Luke 14:26-27 If any man come to me, and hate not his father, and mother, and wife, and children, and brethren, and sisters, yea, and his own life also, he cannot be my disciple. 27 And whosoever doth not bear his cross, and come after me, cannot be my disciple.
God must be greater in our lives than anyone or anything. He demands our number 1 treatment – not second place. God told Gideon:
Judges 6:25-27 And it came to pass the same night, that the Lord said unto him, Take thy father’s young bullock, even the second bullock of seven years old, and throw down the altar of Baal that thy father hath, and cut down the grove that is by it: 26 And build an altar unto the Lord thy God upon the top of this rock, in the ordered place, and take the second bullock, and offer a burnt sacrifice with the wood of the grove which thou shalt cut down. 27 Then Gideon took ten men of his servants, and did as the Lord had said unto him: and so it was, because he feared his father’s household, and the men of the city, that he could not do it by day, that he did it by night.
We see some interesting parallels here. Israel has been in bondage to Midian for 7 years. Now God demands Gideon take a “bullock of seven years old” and tear down his family’s altar to Baal. An altar to the True Jehovah is to be built over top of this false altar, and a sacrifice made to Jehovah. Gideon does as God says, but “he did it by night” because he was afraid of what his family would do to him. Sadly, doing it by night didn’t protect him. We read:
Judges 6:28-30 And when the men of the city arose early in the morning, behold, the altar of Baal was cast down, and the grove was cut down that was by it, and the second bullock was offered upon the altar that was built. 29 And they said one to another, Who hath done this thing? And when they inquired and asked, they said, Gideon the son of Joash hath done this thing. 30 Then the men of the city said unto Joash, Bring out thy son, that he may die: because he hath cast down the altar of Baal, and because he hath cut down the grove that was by it.
The people of the city called out for the death of Gideon. But “Joash”, Gideon’s father, refused to do so. He told them:
Judges 6:31-32 And Joash said unto all that stood against him, Will ye plead for Baal? will ye save him? he that will plead for him, let him be put to death whilst it is yet morning: if he be a god, let him plead for himself, because one hath cast down his altar. 32 Therefore on that day he called him Jerubbaal, saying, Let Baal plead against him, because he hath thrown down his altar.

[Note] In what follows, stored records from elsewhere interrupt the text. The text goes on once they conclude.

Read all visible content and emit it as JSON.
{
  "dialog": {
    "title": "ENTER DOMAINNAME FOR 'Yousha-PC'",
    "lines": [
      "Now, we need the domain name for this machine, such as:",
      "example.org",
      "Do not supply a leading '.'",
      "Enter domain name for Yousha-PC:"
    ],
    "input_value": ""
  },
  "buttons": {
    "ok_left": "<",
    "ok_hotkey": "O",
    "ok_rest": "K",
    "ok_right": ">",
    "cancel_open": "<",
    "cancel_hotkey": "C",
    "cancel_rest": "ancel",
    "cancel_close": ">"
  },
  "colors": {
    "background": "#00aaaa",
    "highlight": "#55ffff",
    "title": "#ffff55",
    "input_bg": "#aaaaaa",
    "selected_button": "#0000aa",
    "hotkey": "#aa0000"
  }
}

Gideon was given the nickname “Jerubbaal” (the Hebrew yᵊrubaʿal), which means “Let Baal fight him”. If Baal was indeed a true god, he himself could take care of Gideon. From that day forth Gideon would also be known as “Jerubbaal” – mocking the gods of the Midianites. In God we have nothing to fear! Next week we’ll study the fleece of Gideon. May God bless you as you grow in Him. Amen and Amen!